In short, as with the broader conversation over sexual harassment this month, a huge number of angry opinions have been vented but with very little effort put into understanding the issue and how to tackle it.
There have been a few constructive efforts to tackle the issue of sexual harassment beyond engaging in online name-calling.
Back in July, when Silicon Valley was reeling from a wave of complaints that saw several high-profile venture capitalists named and shamed for their behavior – including David McClure, Chris Sacca, Justin Caldbeck and Pavel Curda – one woman, Cheryl Sew Hoy, proposed that one fix would be to recognize that there are different degrees of harassment and that it would be useful to address them individually rather than put everything into one bucket called "sexual harassment."
That approach was supported by female VC Brittany Laughlin who argued the system for reporting harassment was part of the problem. "We can reduce bad behavior by having more open conversations when someone crosses the line, instead of an all-or-nothing approach.
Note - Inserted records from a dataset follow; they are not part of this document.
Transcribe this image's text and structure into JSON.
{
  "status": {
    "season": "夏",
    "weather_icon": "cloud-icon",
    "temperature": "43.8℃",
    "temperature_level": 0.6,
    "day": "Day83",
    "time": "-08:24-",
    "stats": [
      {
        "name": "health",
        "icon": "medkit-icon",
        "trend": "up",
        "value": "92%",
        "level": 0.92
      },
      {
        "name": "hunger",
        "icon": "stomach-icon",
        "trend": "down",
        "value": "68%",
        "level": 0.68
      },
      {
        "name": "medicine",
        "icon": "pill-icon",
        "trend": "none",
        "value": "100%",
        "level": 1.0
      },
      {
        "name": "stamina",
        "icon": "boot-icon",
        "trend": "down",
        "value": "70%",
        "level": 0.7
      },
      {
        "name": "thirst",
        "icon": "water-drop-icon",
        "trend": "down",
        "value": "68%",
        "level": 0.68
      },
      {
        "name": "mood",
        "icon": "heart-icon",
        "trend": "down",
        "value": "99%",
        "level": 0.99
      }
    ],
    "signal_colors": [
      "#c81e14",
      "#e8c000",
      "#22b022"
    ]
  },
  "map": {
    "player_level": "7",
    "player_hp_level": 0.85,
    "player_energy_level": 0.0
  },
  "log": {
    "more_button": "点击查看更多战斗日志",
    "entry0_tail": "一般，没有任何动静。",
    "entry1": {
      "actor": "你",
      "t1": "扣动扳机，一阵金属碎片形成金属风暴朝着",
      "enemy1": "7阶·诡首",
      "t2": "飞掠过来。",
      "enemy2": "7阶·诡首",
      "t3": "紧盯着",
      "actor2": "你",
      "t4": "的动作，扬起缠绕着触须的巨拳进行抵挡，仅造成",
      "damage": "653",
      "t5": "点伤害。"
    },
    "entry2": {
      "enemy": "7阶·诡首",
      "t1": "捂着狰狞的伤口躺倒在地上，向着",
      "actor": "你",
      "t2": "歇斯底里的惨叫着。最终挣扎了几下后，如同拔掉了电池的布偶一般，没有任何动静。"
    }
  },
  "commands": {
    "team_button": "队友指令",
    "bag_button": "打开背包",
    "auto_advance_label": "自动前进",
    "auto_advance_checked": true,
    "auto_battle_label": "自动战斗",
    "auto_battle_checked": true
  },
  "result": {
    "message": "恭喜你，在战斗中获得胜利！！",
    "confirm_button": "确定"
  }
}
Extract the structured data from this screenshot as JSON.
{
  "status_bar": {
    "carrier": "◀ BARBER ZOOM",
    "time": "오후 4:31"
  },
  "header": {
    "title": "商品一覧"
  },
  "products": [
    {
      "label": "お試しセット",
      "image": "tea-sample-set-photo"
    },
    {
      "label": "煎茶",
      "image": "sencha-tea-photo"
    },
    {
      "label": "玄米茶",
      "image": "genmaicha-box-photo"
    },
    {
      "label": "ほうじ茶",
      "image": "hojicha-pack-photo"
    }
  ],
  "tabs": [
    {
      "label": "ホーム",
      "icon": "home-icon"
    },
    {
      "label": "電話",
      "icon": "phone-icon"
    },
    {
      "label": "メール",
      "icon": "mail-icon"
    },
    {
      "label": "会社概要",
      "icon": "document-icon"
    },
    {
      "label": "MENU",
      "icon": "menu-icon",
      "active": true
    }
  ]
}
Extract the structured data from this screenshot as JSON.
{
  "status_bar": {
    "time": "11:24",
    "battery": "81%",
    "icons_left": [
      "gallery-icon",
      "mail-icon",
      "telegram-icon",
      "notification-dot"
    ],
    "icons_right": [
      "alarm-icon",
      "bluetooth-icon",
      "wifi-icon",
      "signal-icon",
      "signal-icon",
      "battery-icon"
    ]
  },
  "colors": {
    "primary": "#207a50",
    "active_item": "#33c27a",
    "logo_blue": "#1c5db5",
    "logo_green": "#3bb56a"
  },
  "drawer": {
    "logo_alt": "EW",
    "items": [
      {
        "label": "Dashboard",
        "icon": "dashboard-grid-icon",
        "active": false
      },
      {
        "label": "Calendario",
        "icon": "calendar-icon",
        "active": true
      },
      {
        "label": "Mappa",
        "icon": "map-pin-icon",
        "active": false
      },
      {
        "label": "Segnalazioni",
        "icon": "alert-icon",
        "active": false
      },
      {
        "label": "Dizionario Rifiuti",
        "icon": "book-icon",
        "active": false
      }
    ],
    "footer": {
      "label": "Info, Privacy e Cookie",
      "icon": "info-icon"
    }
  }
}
Creating smaller feedback loops will help make change faster," she wrote.
However, it is notable that in the social media age, with iconic powerful men across a number of industries and covering all political leanings facing sexual harassment and/or assault allegations (Bill Cosby, Bill O'Reilly, Roger Ailes, Donald Trump, Harvey Weinstein, and so on) that the vast majority of discussions have comprised people shouting at one another and questioning their motives rather than collectively agreeing to end the sexual abuse once and for all.
Old model, new media
What will be interesting to see is if the classic American confession-and-redemption approach is able to withstand a flood of new contenders in the modern digital world.
Weinstein has so far stuck with the tried-and-tested approach as used by Bill Clinton, Ted Haggard, Jimmy Swaggart and David Vitter, among others, but it may not be working for him given the enormity and severity of the accusations against him and the willingness of more than two dozen women to go public.
The Hollywood producer attempted to emerge from one week's rehab in Arizona on Saturday, with his team lining up interviews with his psychologist to talk about how well he had done and how seriously he was taking it. But public anger and yet more accusations of his predatory behavior saw them quickly reverse course and announce that the movie supremo will instead go back into rehab – this time for a month.
Recent confession-redemption attempts – such as Anthony Weiner – have not been successful, and joined the list of Lance Armstrong, Jim Bakker, Mark Foley, Cardinal Bernard Law, Eliot Spitzer and others in being wholly unsuccessful.
Whether Scoble's efforts at redemption are successful only time will tell. Regardless, the issue that is almost as big as the allegations themselves is how to get people talking about sexual harassment in a much more productive and healthy way. ®